In making these, and watching many more – by Anand Patwardhan and Agnes Varda, for example – and after reading Philip Lopate’s book on the essay, I started to make a mental list of the elements of, and the principles behind, essay films. This list is a kind of manifesto.
A fiction film is a bubble. An essay film bursts it.
An essay film takes an idea for a walk.
Essay films are visual thinking.
Essay films reverse film production: the images come first, the script, last.
Filming an essay is gathering, like a carpenter gathers wood.
A fiction film is a car, an essay film is a bike; it can nip up an alleyway, you can feel the wind in its hair.
A road movie has outer movement, an essay film has inner movement.
An essay film is the opposite of fly on the wall.
An essay film can go anywhere, and should.
Two essay films should be made every year. Why? Because, after F for Fake, Orson Welles said this to Henry Jaglom during lunch at Ma Maison: “I could have made an essay film – two of ‘em a year, you see. On different subjects. Various variations of that form.”
Commentary is to the essay film, what dance is to the musical.
All essay films would be improved by a clip of Dietrich (see Marcel Ophuls).
An essay film cannot create the atmosphere of Wilder’s Sunset Boulevard;
A fiction film cannot explain that atmosphere.
Even Hollywood makes essay films – look at DW Griffith’s Intolerance.
Essay films are what Astruc dreamt of.
Digital had made Astruc’s dream come true.
People drew maps of body locations where they feel basic emotions (top row) and more complex ones (bottom row). Hot colors show regions that people say are stimulated during the emotion.
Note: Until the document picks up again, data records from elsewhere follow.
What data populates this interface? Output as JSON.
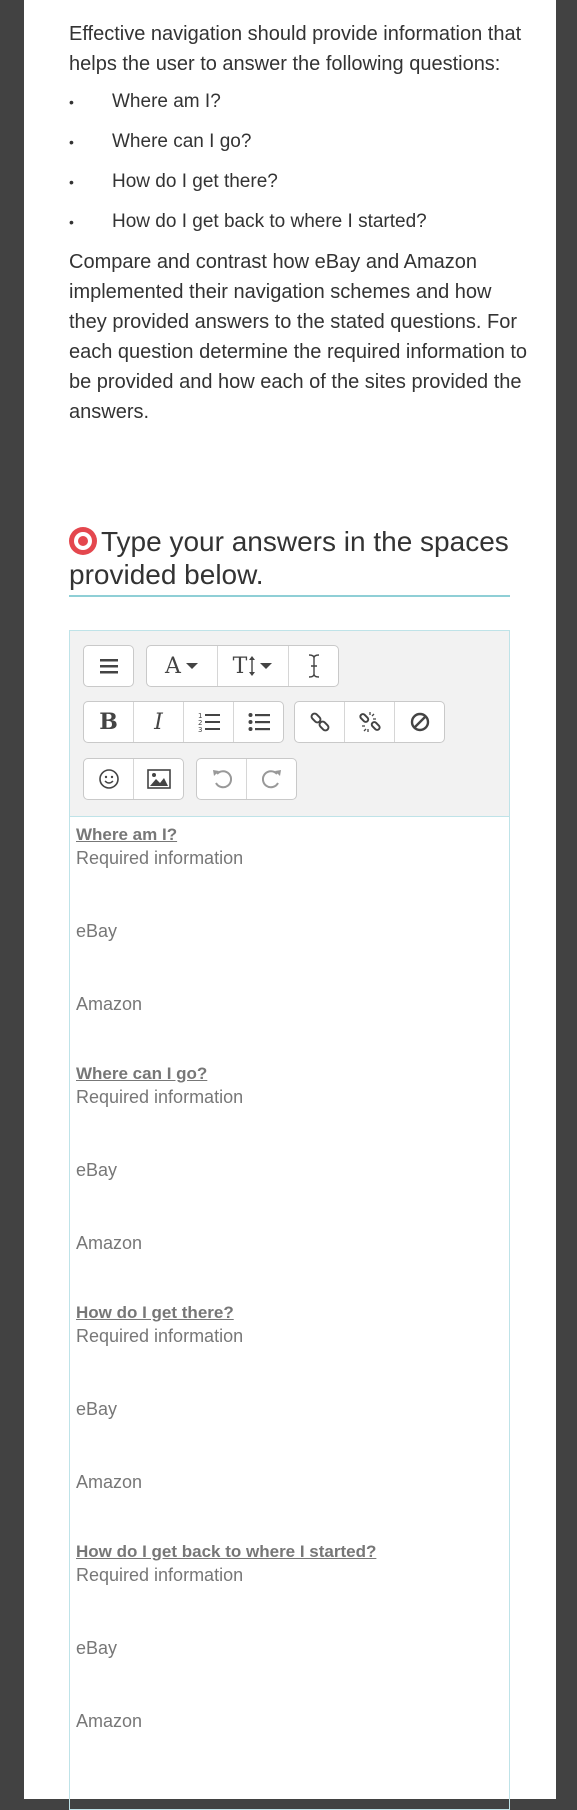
{
  "intro": "Effective navigation should provide information that helps the user to answer the following questions:",
  "questions": [
    "Where am I?",
    "Where can I go?",
    "How do I get there?",
    "How do I get back to where I started?"
  ],
  "bullet": "•",
  "compare": "Compare and contrast how eBay and Amazon implemented their navigation schemes and how they provided answers to the stated questions. For each question determine the required information to be provided and how each of the sites provided the answers.",
  "instruction": "Type your answers in the spaces provided below.",
  "toolbar": {
    "font_label": "A",
    "size_label": "T",
    "bold_label": "B",
    "italic_label": "I"
  },
  "editor": {
    "sections": [
      {
        "heading": "Where am I?",
        "req": "Required information",
        "ebay": "eBay",
        "amazon": "Amazon"
      },
      {
        "heading": "Where can I go?",
        "req": "Required information",
        "ebay": "eBay",
        "amazon": "Amazon"
      },
      {
        "heading": "How do I get there?",
        "req": "Required information",
        "ebay": "eBay",
        "amazon": "Amazon"
      },
      {
        "heading": "How do I get back to where I started?",
        "req": "Required information",
        "ebay": "eBay",
        "amazon": "Amazon"
      }
    ]
  },
  "colors": {
    "background": "#424242",
    "accent_underline": "#8fcfd6",
    "target_icon": "#e4474e"
  }
}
Cool colors indicate deactivated areas.
Finnish scientists ask people to map where they felt different emotions in the body. The results were surprisingly consistent, even across culture.
Reminiscent of, and fascinating in comparison to, Martin Wattenberg and Fernanda Viegas’s Fleshmap.